I’m also a firm believer that we should be expecting a whole lot from our officers, but if we’re expecting a lot from our officers, we also need to be giving them the tools to succeed and do their job. Right now a lot of them are just running from 911 call to 911 call, so they never have the opportunity to build out the positive relationships with the community. We’re going to be doing some work to narrow the gap between officers and the community. Putting them on consistent times and schedules so you know who your officer is and you know him or her by name. Things need to be moving in that direction.
Q: The Super Bowl is in a few days. How will you be enjoying the experience?
A: We’re actually still working that out. I won’t be at the game. I won’t be in the stadium anyway. I was planning on swinging by beforehand to shake a few hands and tell people to invest in the city, but then leaving before kickoff is the plan as of right now. I actually have to talk to my staff about watching the game on Nicollet Mall or in some bar in the area with the rest of the community.
Q: When you’re not busy with work, what’s your favorite thing to do in Minneapolis?
A: Honestly, I just like going out to dinner with my wife, or I like going for a run with a bunch of friends and then going out to dinner with my wife.

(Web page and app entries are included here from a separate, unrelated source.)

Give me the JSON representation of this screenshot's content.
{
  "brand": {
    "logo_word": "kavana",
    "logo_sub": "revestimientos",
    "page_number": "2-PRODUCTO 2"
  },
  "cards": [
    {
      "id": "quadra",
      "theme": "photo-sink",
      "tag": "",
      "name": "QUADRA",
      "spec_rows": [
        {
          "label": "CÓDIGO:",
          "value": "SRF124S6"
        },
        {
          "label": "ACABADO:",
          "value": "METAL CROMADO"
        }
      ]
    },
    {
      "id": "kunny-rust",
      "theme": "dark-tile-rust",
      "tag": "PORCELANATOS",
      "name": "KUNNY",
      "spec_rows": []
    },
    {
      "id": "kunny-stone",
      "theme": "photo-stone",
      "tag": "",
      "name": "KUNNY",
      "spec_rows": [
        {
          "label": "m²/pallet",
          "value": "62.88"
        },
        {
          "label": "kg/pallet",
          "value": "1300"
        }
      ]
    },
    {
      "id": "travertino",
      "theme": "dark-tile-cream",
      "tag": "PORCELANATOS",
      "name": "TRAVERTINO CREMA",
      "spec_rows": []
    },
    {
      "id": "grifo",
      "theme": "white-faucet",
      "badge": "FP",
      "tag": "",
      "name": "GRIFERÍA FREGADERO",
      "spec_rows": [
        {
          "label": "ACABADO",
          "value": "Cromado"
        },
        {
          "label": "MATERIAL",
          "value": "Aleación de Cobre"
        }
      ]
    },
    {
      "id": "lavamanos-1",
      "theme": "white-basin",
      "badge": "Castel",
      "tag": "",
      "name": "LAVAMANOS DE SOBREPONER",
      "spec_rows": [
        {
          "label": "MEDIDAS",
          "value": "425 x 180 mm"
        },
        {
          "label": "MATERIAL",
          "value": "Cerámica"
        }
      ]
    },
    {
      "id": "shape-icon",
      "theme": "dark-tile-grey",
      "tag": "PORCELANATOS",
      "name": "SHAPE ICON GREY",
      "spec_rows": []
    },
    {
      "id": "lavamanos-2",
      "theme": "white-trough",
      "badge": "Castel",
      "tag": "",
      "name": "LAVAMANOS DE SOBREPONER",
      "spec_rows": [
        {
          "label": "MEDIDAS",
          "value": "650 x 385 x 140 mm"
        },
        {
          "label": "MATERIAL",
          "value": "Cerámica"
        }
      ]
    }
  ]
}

We usually eat out because neither one of us are good cooks.
THE FREY FILE
Name: Jacob Frey
Occupation: Mayor of Minneapolis
Career highlights: Elected as mayor of Minneapolis in 2017… Elected as Minneapolis City Council member in 2013…Finished fourth in PanAm Games marathon in 2007… Moved to Minneapolis after running Twin Cities Marathon.
Find him on Twitter at @Jacob_Frey and on Instagram at @jacobfrey1.